Why did you become a customer with us?
- Recommendation from colleagues/friends
- Sales representative
- Other: (free text field)
Question 2: What made you quit?
Now it gets super exciting: What did you do wrong? In which areas did the competition perform better? In our example, it might look like this in your questionnaire:
What made you quit?
- Got a better price elsewhere
- Quality of the goods not as expected
- Delivery not fast enough
- Delivery not reliable
- Took these products out of the program
Question 3: Which product are you using now?
Who is the happy competitor now that your customer has switched to? Here, too, a closed question is suitable, provided you already know the competitors to whom people frequently switch.
Which product do you use now?
- Provider/Product A
- Provider/Product B
- Provider/Product C
- Provider/Product D
- Other: (free text field)
Question 4: What could we have done to satisfy you?
What was missing for the disappointed customer? Where could you do better? A free-text field is recommended here in line with the open-ended question.
After the survey: Say thank you & give feedback
At the end of the survey, remember to say thank you. Respondents made the effort to answer you, they sacrificed some time to make your business better. That this is valuable is clear to everyone today. Therefore, respondents expect at least a polite farewell at the end of the customer survey.
Perhaps there will also be a small token of appreciation for their efforts. So, for example, a voucher, a discount for the next order or a useful template to download. If this thank-you comes unexpectedly, it will be perceived even more positively. Everyone loves gifts. And unexpected ones especially.
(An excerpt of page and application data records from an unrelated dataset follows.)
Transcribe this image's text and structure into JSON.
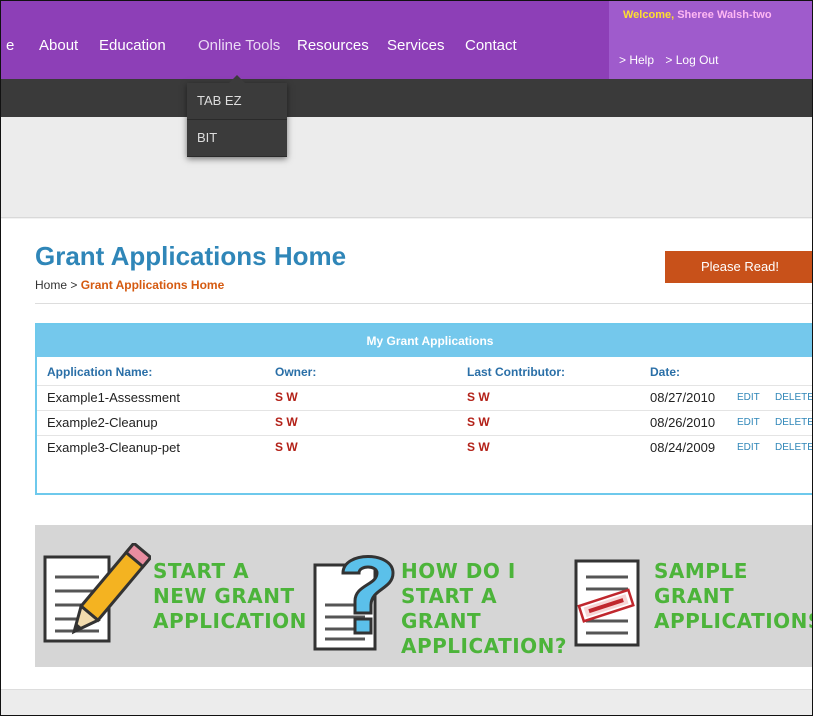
{
  "nav": {
    "items": [
      {
        "label": "e"
      },
      {
        "label": "About"
      },
      {
        "label": "Education"
      },
      {
        "label": "Online Tools"
      },
      {
        "label": "Resources"
      },
      {
        "label": "Services"
      },
      {
        "label": "Contact"
      }
    ],
    "dropdown": [
      "TAB EZ",
      "BIT"
    ]
  },
  "user": {
    "welcome_label": "Welcome,",
    "name": "Sheree Walsh-two",
    "help_link": "> Help",
    "logout_link": "> Log Out"
  },
  "page": {
    "title": "Grant Applications Home",
    "breadcrumb_home": "Home",
    "breadcrumb_sep": " > ",
    "breadcrumb_current": "Grant Applications Home",
    "read_button": "Please Read!"
  },
  "table": {
    "title": "My Grant Applications",
    "columns": [
      "Application Name:",
      "Owner:",
      "Last Contributor:",
      "Date:"
    ],
    "edit_label": "EDIT",
    "delete_label": "DELETE",
    "rows": [
      {
        "name": "Example1-Assessment",
        "owner": "S W",
        "contributor": "S W",
        "date": "08/27/2010"
      },
      {
        "name": "Example2-Cleanup",
        "owner": "S W",
        "contributor": "S W",
        "date": "08/26/2010"
      },
      {
        "name": "Example3-Cleanup-pet",
        "owner": "S W",
        "contributor": "S W",
        "date": "08/24/2009"
      }
    ]
  },
  "promos": [
    {
      "text": "START A\nNEW GRANT\nAPPLICATION",
      "icon": "pencil-document-icon"
    },
    {
      "text": "HOW DO I\nSTART A GRANT\nAPPLICATION?",
      "icon": "question-document-icon"
    },
    {
      "text": "SAMPLE\nGRANT\nAPPLICATIONS",
      "icon": "sample-stamp-document-icon"
    }
  ],
  "colors": {
    "nav_purple": "#8d3fb7",
    "title_blue": "#2f86b8",
    "button_orange": "#c8511a",
    "promo_green": "#4cb43a",
    "table_header": "#74c8ec"
  }
}
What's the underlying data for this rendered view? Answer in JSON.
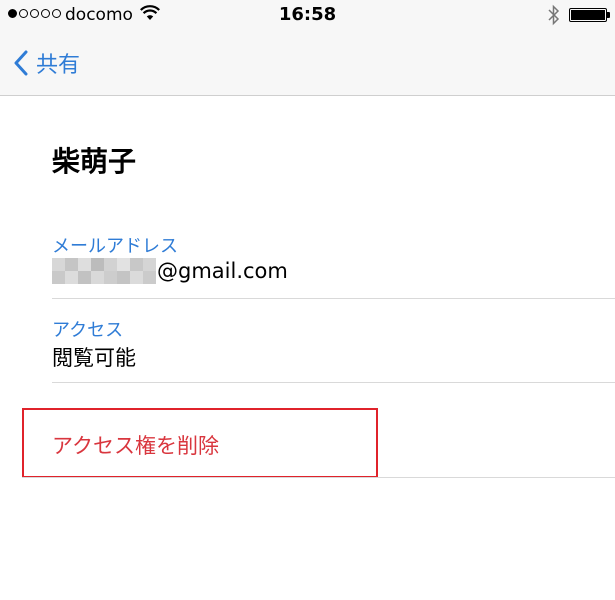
{
  "status_bar": {
    "carrier": "docomo",
    "time": "16:58",
    "signal_bars": 1,
    "signal_total": 5,
    "battery_level": 1.0
  },
  "nav": {
    "back_label": "共有"
  },
  "person": {
    "name": "柴萌子"
  },
  "fields": {
    "email_label": "メールアドレス",
    "email_visible": "@gmail.com",
    "access_label": "アクセス",
    "access_value": "閲覧可能"
  },
  "actions": {
    "remove_access_label": "アクセス権を削除"
  },
  "colors": {
    "accent": "#2f7cd6",
    "destructive": "#d9363e",
    "highlight_border": "#e0232b"
  }
}
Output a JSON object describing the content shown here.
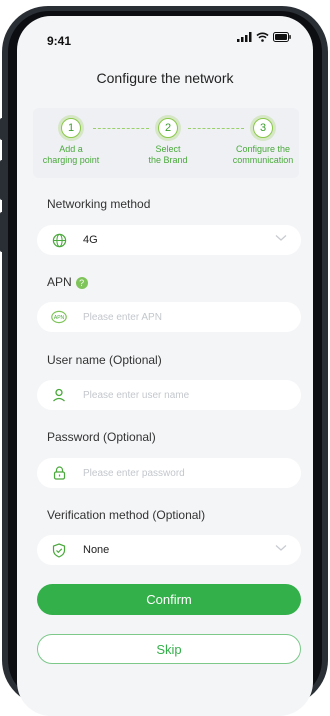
{
  "status_bar": {
    "time": "9:41"
  },
  "header": {
    "title": "Configure the network"
  },
  "stepper": {
    "steps": [
      {
        "number": "1",
        "label_line1": "Add a",
        "label_line2": "charging point"
      },
      {
        "number": "2",
        "label_line1": "Select",
        "label_line2": "the Brand"
      },
      {
        "number": "3",
        "label_line1": "Configure the",
        "label_line2": "communication"
      }
    ]
  },
  "networking": {
    "label": "Networking method",
    "value": "4G"
  },
  "apn": {
    "label": "APN",
    "help": "?",
    "placeholder": "Please enter APN",
    "icon_text": "APN"
  },
  "username": {
    "label": "User name (Optional)",
    "placeholder": "Please enter user name"
  },
  "password": {
    "label": "Password  (Optional)",
    "placeholder": "Please enter password"
  },
  "verification": {
    "label": "Verification method  (Optional)",
    "value": "None"
  },
  "actions": {
    "confirm": "Confirm",
    "skip": "Skip"
  },
  "colors": {
    "accent": "#34b04a",
    "step": "#4aa93b",
    "background": "#f4f5f7"
  }
}
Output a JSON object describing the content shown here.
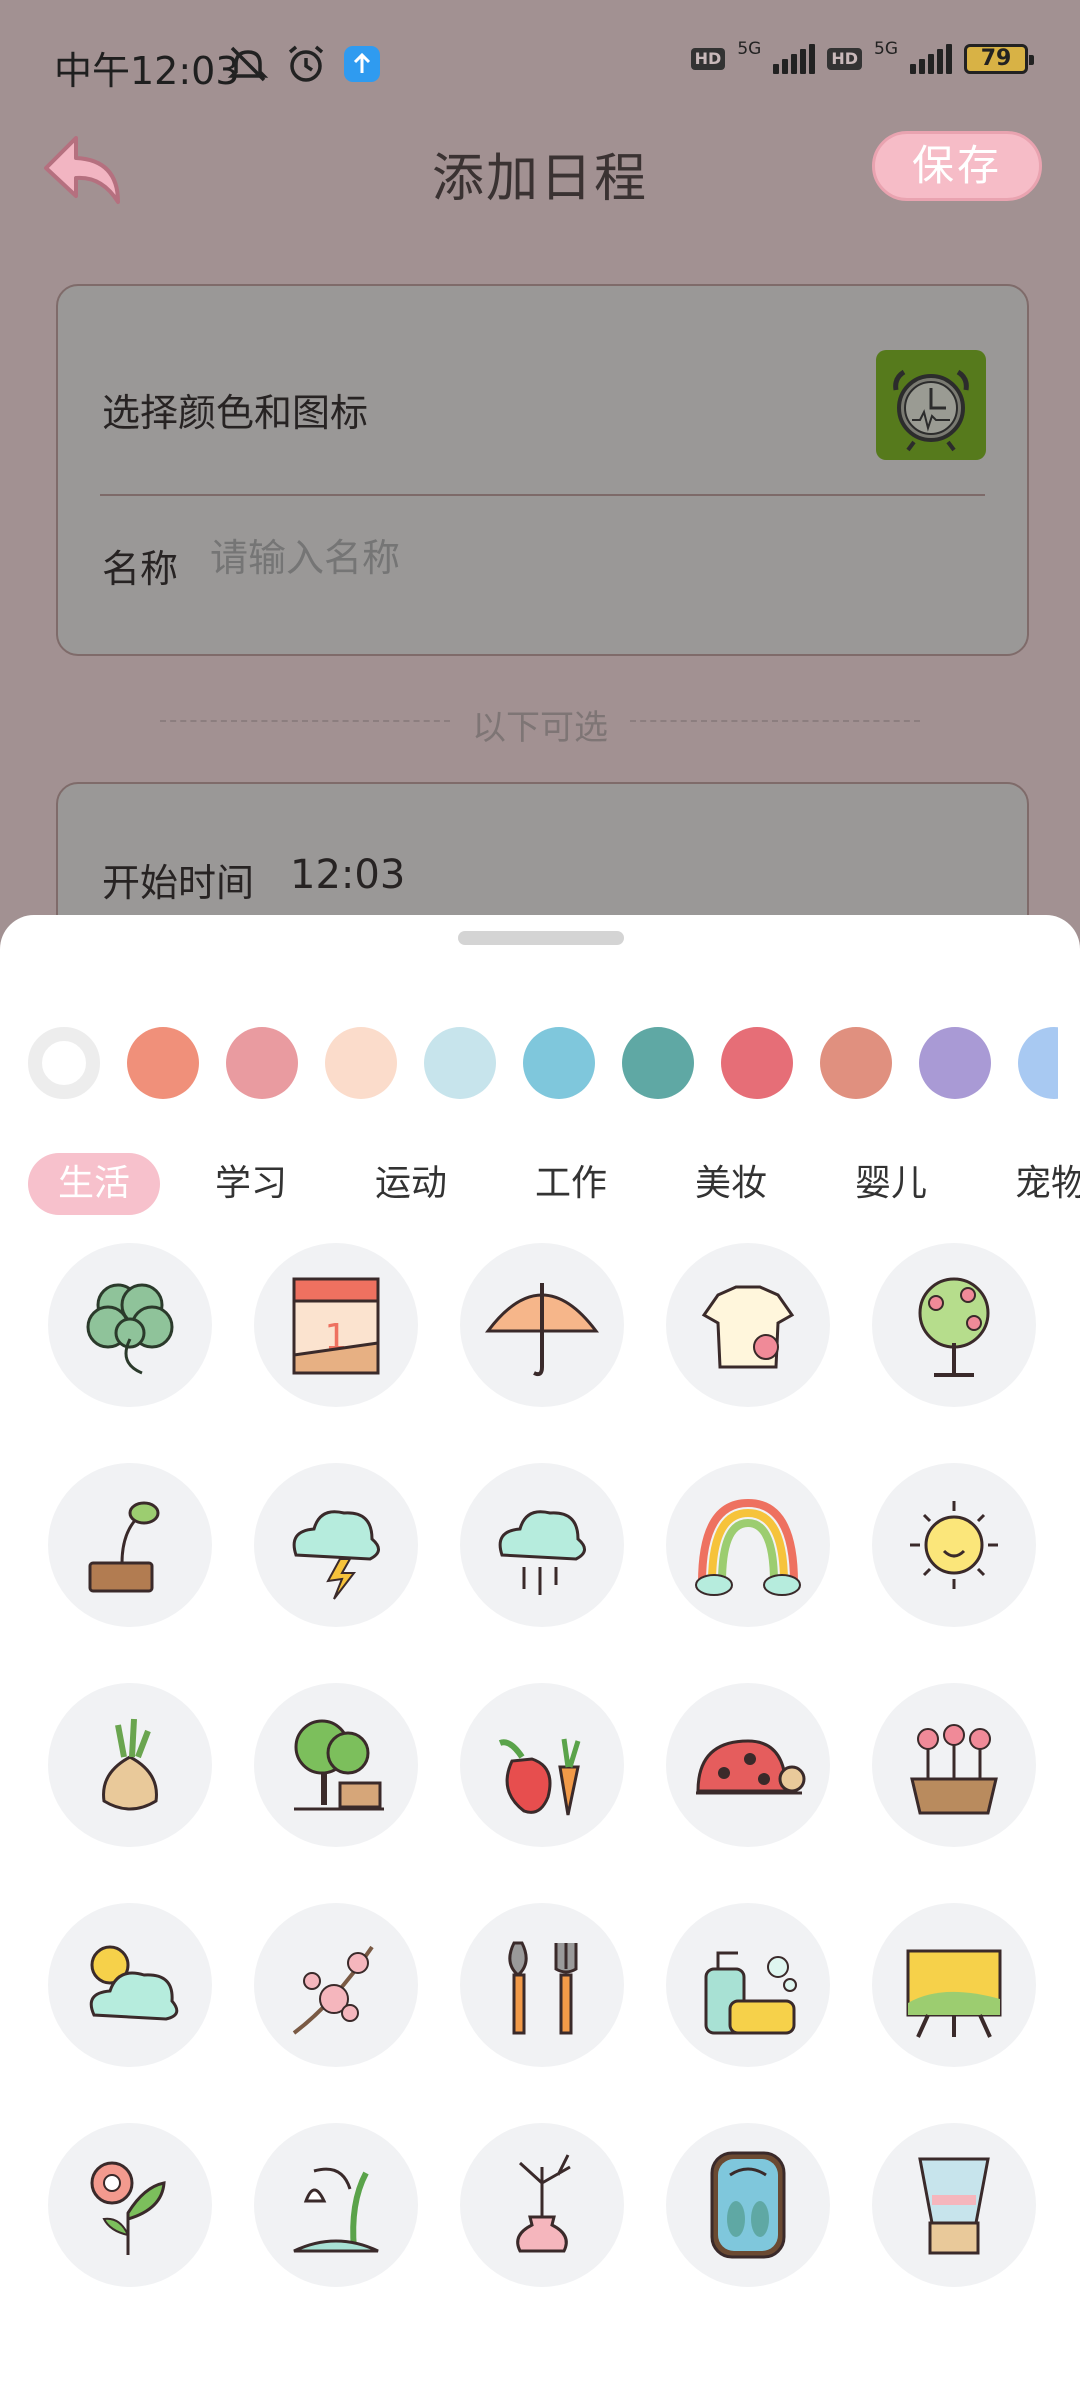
{
  "status": {
    "time": "中午12:03",
    "battery": "79",
    "network": "5G",
    "hd": "HD"
  },
  "header": {
    "title": "添加日程",
    "save_label": "保存"
  },
  "form": {
    "color_icon_label": "选择颜色和图标",
    "name_label": "名称",
    "name_placeholder": "请输入名称",
    "optional_label": "以下可选",
    "start_label": "开始时间",
    "start_value": "12:03"
  },
  "colors": [
    "#ffffff",
    "#f0907a",
    "#e99ba0",
    "#fbdccb",
    "#c7e4ec",
    "#7fc7dc",
    "#5fa8a4",
    "#e66e77",
    "#e0907f",
    "#a99ad5",
    "#a8c9f2"
  ],
  "tabs": [
    {
      "label": "生活",
      "active": true
    },
    {
      "label": "学习"
    },
    {
      "label": "运动"
    },
    {
      "label": "工作"
    },
    {
      "label": "美妆"
    },
    {
      "label": "婴儿"
    },
    {
      "label": "宠物"
    }
  ],
  "icons": [
    "clover-icon",
    "calendar-icon",
    "umbrella-icon",
    "shirt-icon",
    "tree-icon",
    "sprout-icon",
    "thunder-cloud-icon",
    "rain-cloud-icon",
    "rainbow-icon",
    "sun-icon",
    "onion-icon",
    "tree-shovel-icon",
    "vegetables-icon",
    "snail-icon",
    "flower-pot-icon",
    "cloud-sun-icon",
    "blossom-icon",
    "garden-tools-icon",
    "soap-icon",
    "easel-icon",
    "flower-icon",
    "snowdrop-icon",
    "vase-icon",
    "scale-icon",
    "blender-icon"
  ]
}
It’s also important that respondents feel that something is happening with their answers. This is especially crucial for customers in the active phase. If they have voiced criticism in the survey, they want someone to register it and, in the best case, work on the problem. Surveys require action – asking questions is not enough.
So at the end of the survey, explain what you are trying to do here. You may also be able to offer to have users sign up for a mailing list that will inform them of the survey results and the consequences.
Conclusion: Good answers require good questions
Asking questions is not difficult, but asking good questions is an art. If you follow the tips above, you’ll get answers in your customer surveys that you can really do something with. That will help you identify and subsequently address customer satisfaction weaknesses to improve your customer service.
And a good survey leaves participants with a good feeling, they feel taken seriously and know they are helping make your product/website/you better.